• **Task description**: Word for word, write out the entries that follow, omitting all pictures.

• **Extracted information**:
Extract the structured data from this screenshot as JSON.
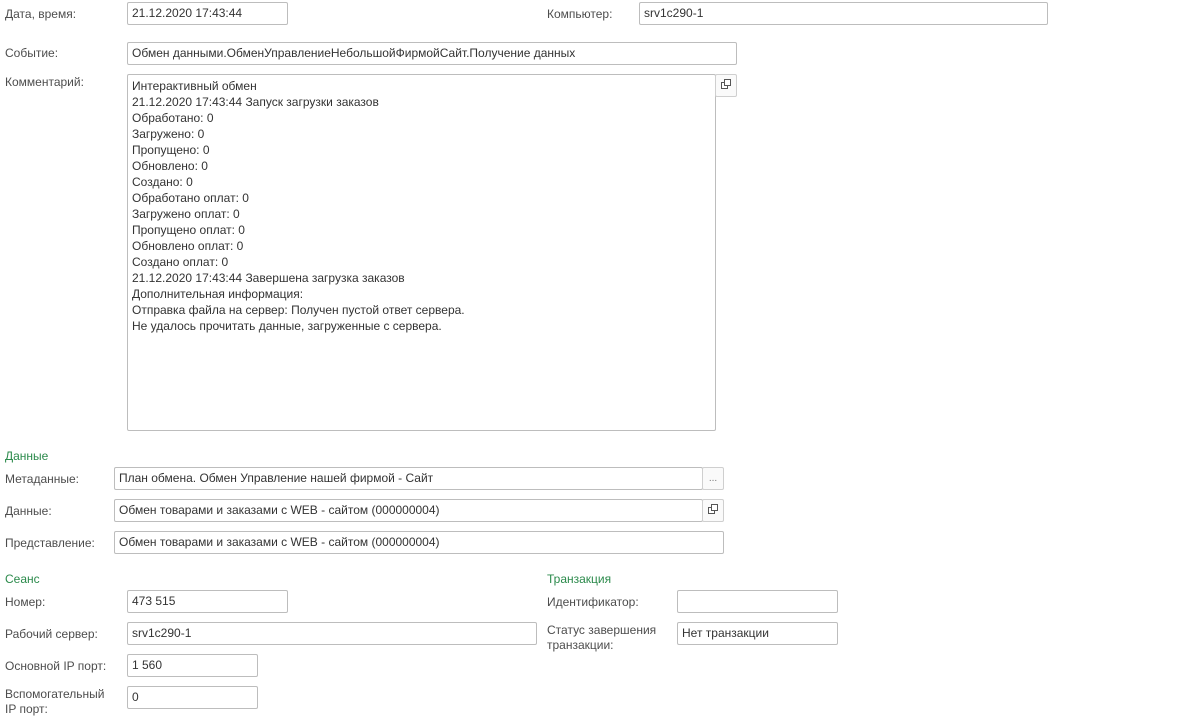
{
  "top": {
    "datetime_label": "Дата, время:",
    "datetime_value": "21.12.2020 17:43:44",
    "computer_label": "Компьютер:",
    "computer_value": "srv1c290-1",
    "event_label": "Событие:",
    "event_value": "Обмен данными.ОбменУправлениеНебольшойФирмойСайт.Получение данных",
    "comment_label": "Комментарий:",
    "comment_value": "Интерактивный обмен\n21.12.2020 17:43:44 Запуск загрузки заказов\nОбработано: 0\nЗагружено: 0\nПропущено: 0\nОбновлено: 0\nСоздано: 0\nОбработано оплат: 0\nЗагружено оплат: 0\nПропущено оплат: 0\nОбновлено оплат: 0\nСоздано оплат: 0\n21.12.2020 17:43:44 Завершена загрузка заказов\nДополнительная информация:\nОтправка файла на сервер: Получен пустой ответ сервера.\nНе удалось прочитать данные, загруженные с сервера."
  },
  "data_section": {
    "title": "Данные",
    "metadata_label": "Метаданные:",
    "metadata_value": "План обмена. Обмен Управление нашей фирмой - Сайт",
    "data_label": "Данные:",
    "data_value": "Обмен товарами и заказами с WEB - сайтом (000000004)",
    "presentation_label": "Представление:",
    "presentation_value": "Обмен товарами и заказами с WEB - сайтом (000000004)"
  },
  "session": {
    "title": "Сеанс",
    "number_label": "Номер:",
    "number_value": "473 515",
    "server_label": "Рабочий сервер:",
    "server_value": "srv1c290-1",
    "main_port_label": "Основной IP порт:",
    "main_port_value": "1 560",
    "aux_port_label_1": "Вспомогательный",
    "aux_port_label_2": "IP порт:",
    "aux_port_value": "0"
  },
  "transaction": {
    "title": "Транзакция",
    "id_label": "Идентификатор:",
    "id_value": "",
    "status_label_1": "Статус завершения",
    "status_label_2": "транзакции:",
    "status_value": "Нет транзакции"
  },
  "icons": {
    "open_icon": "open-window-icon",
    "select_icon": "ellipsis-icon"
  }
}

• **Response area**:
Extract the structured data from this screenshot as JSON.
{
  "top": {
    "datetime_label": "Дата, время:",
    "datetime_value": "21.12.2020 17:43:44",
    "computer_label": "Компьютер:",
    "computer_value": "srv1c290-1",
    "event_label": "Событие:",
    "event_value": "Обмен данными.ОбменУправлениеНебольшойФирмойСайт.Получение данных",
    "comment_label": "Комментарий:",
    "comment_value": "Интерактивный обмен\n21.12.2020 17:43:44 Запуск загрузки заказов\nОбработано: 0\nЗагружено: 0\nПропущено: 0\nОбновлено: 0\nСоздано: 0\nОбработано оплат: 0\nЗагружено оплат: 0\nПропущено оплат: 0\nОбновлено оплат: 0\nСоздано оплат: 0\n21.12.2020 17:43:44 Завершена загрузка заказов\nДополнительная информация:\nОтправка файла на сервер: Получен пустой ответ сервера.\nНе удалось прочитать данные, загруженные с сервера."
  },
  "data_section": {
    "title": "Данные",
    "metadata_label": "Метаданные:",
    "metadata_value": "План обмена. Обмен Управление нашей фирмой - Сайт",
    "data_label": "Данные:",
    "data_value": "Обмен товарами и заказами с WEB - сайтом (000000004)",
    "presentation_label": "Представление:",
    "presentation_value": "Обмен товарами и заказами с WEB - сайтом (000000004)"
  },
  "session": {
    "title": "Сеанс",
    "number_label": "Номер:",
    "number_value": "473 515",
    "server_label": "Рабочий сервер:",
    "server_value": "srv1c290-1",
    "main_port_label": "Основной IP порт:",
    "main_port_value": "1 560",
    "aux_port_label_1": "Вспомогательный",
    "aux_port_label_2": "IP порт:",
    "aux_port_value": "0"
  },
  "transaction": {
    "title": "Транзакция",
    "id_label": "Идентификатор:",
    "id_value": "",
    "status_label_1": "Статус завершения",
    "status_label_2": "транзакции:",
    "status_value": "Нет транзакции"
  },
  "icons": {
    "open_icon": "open-window-icon",
    "select_icon": "ellipsis-icon"
  }
}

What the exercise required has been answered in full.